Dock Totals Nov 4 – Nov 10: 2,206 anglers aboard 109 trips out of San Diego landings this past week caught 852 bluefin tuna, 755 yellowfin tuna, 823 skipjack tuna, 6 bigeye tuna, 15 dorado, 445 yellowtail, 1,592 bonito, 1 barracuda, 255 calico bass, 120 sand bass, 1,531 rockfish, 218 whitefish, 12 lingcod, 148 sheephead, 23 bocaccio, 3 triggerfish, 1 mako shark (released), and 138 spiny lobster (515 released).

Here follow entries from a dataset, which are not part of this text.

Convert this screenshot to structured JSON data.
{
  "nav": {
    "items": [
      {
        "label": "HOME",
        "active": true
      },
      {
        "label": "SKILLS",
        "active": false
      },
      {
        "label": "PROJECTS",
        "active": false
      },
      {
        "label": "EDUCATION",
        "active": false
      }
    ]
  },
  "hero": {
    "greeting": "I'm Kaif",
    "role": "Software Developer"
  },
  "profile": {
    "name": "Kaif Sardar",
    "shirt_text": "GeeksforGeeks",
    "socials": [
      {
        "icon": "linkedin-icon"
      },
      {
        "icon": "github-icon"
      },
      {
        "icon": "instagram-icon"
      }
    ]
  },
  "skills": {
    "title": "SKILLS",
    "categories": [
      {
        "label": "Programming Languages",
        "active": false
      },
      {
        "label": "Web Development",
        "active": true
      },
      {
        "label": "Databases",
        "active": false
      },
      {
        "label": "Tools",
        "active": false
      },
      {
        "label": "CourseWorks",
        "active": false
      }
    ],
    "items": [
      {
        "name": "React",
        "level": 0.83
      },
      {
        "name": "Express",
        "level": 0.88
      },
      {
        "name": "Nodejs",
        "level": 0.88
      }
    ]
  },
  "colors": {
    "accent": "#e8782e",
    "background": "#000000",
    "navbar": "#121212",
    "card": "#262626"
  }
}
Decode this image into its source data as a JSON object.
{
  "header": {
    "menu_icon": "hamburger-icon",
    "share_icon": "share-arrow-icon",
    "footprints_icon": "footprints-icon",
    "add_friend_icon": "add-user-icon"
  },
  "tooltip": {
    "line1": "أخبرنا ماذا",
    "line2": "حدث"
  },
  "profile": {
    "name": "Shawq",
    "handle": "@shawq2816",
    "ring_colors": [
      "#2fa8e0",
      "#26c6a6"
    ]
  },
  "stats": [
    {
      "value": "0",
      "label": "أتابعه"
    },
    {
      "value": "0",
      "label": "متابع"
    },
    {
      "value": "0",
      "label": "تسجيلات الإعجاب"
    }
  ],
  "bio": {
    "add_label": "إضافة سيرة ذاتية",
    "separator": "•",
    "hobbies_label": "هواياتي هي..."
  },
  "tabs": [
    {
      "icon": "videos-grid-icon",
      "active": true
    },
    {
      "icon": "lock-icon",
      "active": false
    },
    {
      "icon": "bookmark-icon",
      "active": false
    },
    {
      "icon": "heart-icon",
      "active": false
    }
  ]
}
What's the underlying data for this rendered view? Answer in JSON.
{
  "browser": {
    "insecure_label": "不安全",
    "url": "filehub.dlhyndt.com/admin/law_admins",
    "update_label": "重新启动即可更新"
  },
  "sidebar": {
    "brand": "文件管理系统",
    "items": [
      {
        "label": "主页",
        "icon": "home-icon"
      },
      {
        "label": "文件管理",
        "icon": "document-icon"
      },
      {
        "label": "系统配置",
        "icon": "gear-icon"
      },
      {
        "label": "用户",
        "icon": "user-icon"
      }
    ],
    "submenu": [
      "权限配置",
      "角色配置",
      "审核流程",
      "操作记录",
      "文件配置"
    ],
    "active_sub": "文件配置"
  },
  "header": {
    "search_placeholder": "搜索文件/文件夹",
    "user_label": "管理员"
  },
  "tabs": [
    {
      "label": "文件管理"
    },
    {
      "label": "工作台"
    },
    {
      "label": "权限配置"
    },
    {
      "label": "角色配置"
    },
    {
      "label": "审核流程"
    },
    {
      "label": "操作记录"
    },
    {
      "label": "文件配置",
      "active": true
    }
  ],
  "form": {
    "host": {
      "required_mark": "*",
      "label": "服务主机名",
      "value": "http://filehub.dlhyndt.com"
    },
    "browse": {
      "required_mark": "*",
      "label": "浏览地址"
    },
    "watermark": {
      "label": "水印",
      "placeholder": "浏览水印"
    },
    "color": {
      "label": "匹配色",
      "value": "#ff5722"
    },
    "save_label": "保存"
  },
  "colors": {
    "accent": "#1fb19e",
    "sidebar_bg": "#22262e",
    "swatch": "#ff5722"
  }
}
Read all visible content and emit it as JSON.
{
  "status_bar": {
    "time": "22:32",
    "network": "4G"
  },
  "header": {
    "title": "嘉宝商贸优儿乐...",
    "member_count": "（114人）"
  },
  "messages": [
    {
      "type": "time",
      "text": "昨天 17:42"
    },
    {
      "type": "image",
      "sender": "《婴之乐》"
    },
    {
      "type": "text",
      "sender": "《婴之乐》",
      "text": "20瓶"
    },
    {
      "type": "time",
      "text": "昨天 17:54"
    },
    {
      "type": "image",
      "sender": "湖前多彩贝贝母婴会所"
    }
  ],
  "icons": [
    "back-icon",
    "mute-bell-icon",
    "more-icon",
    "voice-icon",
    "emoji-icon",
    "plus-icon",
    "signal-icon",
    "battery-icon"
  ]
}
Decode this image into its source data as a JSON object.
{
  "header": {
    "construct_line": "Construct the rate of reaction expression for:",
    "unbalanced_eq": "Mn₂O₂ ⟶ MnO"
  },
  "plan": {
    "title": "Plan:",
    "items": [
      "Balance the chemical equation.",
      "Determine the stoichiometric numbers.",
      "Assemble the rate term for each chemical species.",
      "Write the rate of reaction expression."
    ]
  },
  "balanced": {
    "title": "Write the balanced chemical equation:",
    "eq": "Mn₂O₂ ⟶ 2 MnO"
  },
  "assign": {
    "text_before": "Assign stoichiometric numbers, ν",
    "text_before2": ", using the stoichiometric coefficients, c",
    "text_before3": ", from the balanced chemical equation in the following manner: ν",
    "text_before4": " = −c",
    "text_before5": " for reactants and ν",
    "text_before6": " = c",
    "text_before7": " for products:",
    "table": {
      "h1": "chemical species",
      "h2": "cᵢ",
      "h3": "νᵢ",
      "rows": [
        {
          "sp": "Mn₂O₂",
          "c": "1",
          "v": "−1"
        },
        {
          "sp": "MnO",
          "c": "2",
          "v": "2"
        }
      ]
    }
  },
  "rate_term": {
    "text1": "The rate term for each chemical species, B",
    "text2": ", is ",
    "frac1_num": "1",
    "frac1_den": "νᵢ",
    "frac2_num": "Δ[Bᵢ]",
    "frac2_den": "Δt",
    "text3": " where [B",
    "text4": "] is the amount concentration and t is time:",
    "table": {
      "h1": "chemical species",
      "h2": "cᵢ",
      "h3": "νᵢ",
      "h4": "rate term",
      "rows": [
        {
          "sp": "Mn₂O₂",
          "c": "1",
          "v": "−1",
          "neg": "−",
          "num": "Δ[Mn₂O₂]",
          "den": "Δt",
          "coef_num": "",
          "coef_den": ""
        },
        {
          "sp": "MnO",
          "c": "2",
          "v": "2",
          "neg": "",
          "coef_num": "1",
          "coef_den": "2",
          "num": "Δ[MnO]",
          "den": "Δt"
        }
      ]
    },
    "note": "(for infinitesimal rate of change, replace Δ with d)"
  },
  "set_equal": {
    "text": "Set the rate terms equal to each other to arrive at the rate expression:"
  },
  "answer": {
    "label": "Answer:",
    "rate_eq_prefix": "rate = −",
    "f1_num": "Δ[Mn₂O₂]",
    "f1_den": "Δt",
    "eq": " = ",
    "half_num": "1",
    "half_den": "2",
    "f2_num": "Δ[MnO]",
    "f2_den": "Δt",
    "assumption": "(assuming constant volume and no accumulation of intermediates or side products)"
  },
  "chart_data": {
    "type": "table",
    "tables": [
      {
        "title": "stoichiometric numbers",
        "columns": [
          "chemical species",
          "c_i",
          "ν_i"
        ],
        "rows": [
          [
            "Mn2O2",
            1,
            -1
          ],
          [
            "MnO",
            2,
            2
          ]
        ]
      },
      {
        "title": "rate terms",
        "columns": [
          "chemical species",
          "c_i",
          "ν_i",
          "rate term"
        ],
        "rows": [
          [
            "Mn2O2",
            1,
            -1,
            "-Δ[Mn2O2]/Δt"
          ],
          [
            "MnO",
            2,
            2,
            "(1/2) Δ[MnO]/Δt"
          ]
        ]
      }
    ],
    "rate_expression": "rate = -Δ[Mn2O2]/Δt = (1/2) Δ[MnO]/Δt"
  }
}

Saltwater: The tuna counts settled down to about even across the board, with a rare seasonal case of more bluefin than either yellowfin or skipjack caught. This is due to the good weather offshore and the massive fish being caught now mostly off the Cortes Bank, as the fish have shifted through the summer/fall from just below San Clemente Island to Tanner Bank, and finally holding on or near the Cortes. Good weather outside, no passport required, and crowded grounds down south has prompted more boats to go for the bluefin in U.S. waters. Because of a limit of two per day per angler, and an average of about 90-100 pounds (the smaller units are in the 40s while the larger fish are topping 250 pounds) anglers aboard the 1.5 to 2.5 day bluefin trips are getting a lot of meat.
Bonito continue to swarm inshore off the kelp to out along the 9 Mile Bank down to the Coronado Islands, where yellowtail are biting, albeit a bit on the slow side with occasional flurries. Boats moving further down the line are finding good rockfish, whitefish and some lingcod on the bottom with bait and jigs, along with yellowtail on the yoyo iron mostly, though a few are active in the upper water column and eating fly-lined bait as well as surface irons. Yellowfin, skipjack and dorado are holding in areas offshore along the Baja peninsula’s upper half. Though the counts have fallen off for yellowfin and skipjack, their numbers will fluctuate and include a few good hits before the pelagic season winds down within the range of San Diego’s 2.5- and 3-day fleet. From that point, yellowfin will be targeted by longer-range vessels of five-day trips or longer during winter season. That said, the bluefin look to be going nowhere fast.
Back in the local waters, calico bass turned on in the kelp as the tide swing set up good for the ½- and ¾-day boats targeting inshore this past week. Sand bass bit on the flats in 50 to 80 feet of water on plastics fished just off the bottom or dropper loops baited with squid or live sardine. As water temps hold in the high 60s, I expect the bass to continue to bite for the boats opting for the kelp edge and sand flats instead of targeting rockfish. The lobster boats running in the evening are getting a 1/3.5 ratio on legal to short bugs raised.
Fish Plants: 11/16, Santee Lakes, trout (1,000), 11/20, Cuyamaca, trout (1,200)